▶

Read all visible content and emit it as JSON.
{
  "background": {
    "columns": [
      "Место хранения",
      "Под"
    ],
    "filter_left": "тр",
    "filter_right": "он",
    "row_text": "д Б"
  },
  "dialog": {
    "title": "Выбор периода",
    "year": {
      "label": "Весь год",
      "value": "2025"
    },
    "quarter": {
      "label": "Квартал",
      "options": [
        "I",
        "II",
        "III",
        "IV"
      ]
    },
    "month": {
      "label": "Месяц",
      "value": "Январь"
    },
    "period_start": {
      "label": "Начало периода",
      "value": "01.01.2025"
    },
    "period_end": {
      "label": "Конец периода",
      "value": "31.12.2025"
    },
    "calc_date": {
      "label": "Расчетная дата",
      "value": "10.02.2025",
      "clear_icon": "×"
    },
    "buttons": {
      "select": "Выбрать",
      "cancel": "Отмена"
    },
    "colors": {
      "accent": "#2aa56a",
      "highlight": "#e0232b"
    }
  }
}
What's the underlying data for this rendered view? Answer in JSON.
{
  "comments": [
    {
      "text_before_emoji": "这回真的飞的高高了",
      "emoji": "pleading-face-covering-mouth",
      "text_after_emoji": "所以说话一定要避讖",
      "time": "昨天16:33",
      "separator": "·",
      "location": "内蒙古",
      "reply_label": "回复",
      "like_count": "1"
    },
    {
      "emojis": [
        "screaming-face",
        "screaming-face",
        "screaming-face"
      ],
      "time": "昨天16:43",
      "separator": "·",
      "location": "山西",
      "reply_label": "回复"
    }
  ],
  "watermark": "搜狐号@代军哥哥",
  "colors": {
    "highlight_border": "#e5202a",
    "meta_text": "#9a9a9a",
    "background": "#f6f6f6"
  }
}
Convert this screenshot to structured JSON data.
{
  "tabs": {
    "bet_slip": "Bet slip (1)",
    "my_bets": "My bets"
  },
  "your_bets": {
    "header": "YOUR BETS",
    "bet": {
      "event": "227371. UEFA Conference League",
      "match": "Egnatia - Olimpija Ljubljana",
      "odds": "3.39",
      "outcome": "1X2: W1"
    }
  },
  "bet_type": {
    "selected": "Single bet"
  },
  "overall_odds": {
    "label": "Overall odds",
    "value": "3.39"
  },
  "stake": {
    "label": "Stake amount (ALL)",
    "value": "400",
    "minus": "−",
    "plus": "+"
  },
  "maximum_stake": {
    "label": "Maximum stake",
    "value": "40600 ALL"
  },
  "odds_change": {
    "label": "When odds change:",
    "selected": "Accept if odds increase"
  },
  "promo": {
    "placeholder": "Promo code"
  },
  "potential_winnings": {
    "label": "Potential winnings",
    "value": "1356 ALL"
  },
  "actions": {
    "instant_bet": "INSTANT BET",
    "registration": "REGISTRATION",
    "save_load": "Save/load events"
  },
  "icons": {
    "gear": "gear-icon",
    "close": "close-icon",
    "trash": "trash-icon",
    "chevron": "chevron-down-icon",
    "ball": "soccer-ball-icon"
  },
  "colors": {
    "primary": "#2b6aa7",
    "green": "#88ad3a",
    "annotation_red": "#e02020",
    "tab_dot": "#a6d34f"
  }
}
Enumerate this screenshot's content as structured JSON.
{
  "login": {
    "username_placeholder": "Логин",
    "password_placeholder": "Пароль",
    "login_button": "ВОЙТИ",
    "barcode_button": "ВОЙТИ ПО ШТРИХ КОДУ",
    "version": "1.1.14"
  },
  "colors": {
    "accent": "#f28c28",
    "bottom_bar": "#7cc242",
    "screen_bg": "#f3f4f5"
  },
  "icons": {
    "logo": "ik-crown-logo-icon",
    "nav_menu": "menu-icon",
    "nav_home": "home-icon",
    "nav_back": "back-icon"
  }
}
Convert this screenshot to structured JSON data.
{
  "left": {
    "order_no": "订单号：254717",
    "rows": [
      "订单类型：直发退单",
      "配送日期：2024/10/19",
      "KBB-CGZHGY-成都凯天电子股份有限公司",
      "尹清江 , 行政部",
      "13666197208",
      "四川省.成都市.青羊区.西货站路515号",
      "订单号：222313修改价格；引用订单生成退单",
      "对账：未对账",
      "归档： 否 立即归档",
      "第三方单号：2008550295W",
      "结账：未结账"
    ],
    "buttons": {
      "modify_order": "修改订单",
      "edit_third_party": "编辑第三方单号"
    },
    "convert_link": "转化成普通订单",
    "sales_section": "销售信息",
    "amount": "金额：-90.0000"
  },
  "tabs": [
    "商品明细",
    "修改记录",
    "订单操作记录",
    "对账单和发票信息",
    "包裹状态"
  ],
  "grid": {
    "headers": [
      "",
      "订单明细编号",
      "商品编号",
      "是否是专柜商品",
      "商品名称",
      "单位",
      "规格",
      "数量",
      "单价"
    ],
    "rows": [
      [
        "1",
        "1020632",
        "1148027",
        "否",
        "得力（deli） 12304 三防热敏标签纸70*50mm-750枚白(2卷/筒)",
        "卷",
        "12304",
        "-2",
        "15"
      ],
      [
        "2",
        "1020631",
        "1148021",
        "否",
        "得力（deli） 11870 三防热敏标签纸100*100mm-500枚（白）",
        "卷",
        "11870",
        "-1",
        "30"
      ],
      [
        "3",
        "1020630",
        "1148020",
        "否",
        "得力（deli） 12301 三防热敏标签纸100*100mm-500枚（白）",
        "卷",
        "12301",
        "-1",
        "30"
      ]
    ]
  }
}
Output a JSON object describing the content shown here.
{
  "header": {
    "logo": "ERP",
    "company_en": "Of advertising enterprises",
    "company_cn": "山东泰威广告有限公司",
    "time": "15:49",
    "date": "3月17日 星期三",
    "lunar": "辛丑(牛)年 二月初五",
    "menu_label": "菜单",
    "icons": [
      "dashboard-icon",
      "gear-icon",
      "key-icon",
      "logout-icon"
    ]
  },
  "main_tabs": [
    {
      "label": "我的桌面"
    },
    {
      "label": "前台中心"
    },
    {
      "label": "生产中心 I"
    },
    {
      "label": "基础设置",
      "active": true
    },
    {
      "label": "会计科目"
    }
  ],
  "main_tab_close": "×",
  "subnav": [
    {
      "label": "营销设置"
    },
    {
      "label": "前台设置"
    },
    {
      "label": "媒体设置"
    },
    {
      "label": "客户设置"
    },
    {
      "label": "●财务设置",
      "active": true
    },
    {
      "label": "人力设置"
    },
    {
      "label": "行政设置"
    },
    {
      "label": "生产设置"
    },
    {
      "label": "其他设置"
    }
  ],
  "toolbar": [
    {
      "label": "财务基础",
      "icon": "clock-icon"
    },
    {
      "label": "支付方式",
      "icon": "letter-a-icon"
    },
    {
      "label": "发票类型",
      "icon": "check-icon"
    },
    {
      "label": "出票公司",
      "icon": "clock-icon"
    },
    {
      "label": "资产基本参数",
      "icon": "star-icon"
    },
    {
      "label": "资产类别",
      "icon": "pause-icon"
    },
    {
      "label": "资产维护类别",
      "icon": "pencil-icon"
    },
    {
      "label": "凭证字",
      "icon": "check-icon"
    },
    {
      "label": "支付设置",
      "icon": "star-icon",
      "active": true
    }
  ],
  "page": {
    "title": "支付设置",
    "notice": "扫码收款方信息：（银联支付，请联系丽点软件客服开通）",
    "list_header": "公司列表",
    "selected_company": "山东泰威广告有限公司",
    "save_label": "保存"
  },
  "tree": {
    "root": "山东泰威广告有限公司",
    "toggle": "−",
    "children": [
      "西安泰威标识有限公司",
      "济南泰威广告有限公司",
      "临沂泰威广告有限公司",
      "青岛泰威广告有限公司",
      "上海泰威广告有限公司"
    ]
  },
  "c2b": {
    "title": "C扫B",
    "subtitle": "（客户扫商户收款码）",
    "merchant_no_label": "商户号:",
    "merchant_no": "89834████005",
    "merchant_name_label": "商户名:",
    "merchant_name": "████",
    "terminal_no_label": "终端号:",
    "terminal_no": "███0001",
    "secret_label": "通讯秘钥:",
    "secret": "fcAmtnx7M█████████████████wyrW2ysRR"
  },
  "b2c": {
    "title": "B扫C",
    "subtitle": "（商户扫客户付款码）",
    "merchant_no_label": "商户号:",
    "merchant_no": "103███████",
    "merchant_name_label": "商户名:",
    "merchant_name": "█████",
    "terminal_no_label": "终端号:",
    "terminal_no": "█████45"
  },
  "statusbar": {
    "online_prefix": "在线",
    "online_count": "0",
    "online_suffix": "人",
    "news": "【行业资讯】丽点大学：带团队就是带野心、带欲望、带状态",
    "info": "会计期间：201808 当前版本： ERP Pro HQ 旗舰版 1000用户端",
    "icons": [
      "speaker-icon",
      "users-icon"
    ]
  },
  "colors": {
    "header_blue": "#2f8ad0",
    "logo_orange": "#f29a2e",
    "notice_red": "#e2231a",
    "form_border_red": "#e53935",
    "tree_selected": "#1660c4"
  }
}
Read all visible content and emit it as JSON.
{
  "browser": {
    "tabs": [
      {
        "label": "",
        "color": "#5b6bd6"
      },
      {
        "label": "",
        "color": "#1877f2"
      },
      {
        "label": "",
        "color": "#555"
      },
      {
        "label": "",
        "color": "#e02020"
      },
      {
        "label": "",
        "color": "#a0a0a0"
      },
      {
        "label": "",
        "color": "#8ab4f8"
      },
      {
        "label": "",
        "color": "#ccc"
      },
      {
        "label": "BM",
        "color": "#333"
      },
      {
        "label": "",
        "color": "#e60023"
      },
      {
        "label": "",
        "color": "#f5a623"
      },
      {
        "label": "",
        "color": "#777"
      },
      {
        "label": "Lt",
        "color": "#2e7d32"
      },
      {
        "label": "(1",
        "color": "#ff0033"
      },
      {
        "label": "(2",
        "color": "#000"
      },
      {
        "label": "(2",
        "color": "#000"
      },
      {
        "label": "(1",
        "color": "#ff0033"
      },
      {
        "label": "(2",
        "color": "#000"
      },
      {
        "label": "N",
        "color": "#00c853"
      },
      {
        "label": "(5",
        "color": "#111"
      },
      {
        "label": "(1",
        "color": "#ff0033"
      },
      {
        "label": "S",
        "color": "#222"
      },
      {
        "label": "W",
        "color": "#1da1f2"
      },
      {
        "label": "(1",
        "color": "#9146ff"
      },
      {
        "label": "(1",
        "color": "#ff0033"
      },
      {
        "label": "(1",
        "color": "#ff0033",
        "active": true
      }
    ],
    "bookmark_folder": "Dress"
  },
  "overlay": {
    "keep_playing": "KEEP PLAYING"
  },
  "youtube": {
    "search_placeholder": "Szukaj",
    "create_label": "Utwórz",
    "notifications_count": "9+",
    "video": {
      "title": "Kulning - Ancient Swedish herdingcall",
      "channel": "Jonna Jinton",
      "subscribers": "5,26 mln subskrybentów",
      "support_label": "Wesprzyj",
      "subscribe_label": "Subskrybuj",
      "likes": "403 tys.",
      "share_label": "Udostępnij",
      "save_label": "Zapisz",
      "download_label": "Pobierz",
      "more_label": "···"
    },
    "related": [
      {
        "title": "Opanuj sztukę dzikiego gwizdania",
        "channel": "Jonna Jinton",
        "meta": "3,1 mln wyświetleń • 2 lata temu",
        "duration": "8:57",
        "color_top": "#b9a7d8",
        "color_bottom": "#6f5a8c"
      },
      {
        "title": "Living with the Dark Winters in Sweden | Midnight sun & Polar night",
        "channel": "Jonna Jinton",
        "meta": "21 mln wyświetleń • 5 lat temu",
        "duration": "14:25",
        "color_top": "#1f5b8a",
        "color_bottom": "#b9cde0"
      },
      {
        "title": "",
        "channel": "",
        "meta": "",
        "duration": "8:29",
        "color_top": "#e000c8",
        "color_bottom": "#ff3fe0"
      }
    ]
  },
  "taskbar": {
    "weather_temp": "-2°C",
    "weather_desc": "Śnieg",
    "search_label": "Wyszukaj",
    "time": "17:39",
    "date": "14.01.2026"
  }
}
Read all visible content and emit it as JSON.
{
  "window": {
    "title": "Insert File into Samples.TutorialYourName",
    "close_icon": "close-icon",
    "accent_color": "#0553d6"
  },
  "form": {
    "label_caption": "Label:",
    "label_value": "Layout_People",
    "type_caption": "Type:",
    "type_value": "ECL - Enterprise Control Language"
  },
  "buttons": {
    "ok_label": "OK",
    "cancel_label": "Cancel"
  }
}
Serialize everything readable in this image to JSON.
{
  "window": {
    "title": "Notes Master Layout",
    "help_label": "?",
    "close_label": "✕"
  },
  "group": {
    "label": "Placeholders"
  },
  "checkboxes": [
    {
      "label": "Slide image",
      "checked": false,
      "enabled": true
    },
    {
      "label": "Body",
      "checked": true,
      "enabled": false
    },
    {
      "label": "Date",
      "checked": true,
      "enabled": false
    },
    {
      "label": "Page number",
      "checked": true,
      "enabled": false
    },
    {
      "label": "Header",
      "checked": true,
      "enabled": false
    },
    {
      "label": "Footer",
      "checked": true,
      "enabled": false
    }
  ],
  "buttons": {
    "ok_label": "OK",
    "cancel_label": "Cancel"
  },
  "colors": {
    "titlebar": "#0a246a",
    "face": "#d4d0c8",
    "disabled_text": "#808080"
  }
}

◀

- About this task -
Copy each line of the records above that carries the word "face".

- Task solution -
      "emoji": "pleading-face-covering-mouth",
        "screaming-face",
        "screaming-face",
        "screaming-face"
    "face": "#d4d0c8",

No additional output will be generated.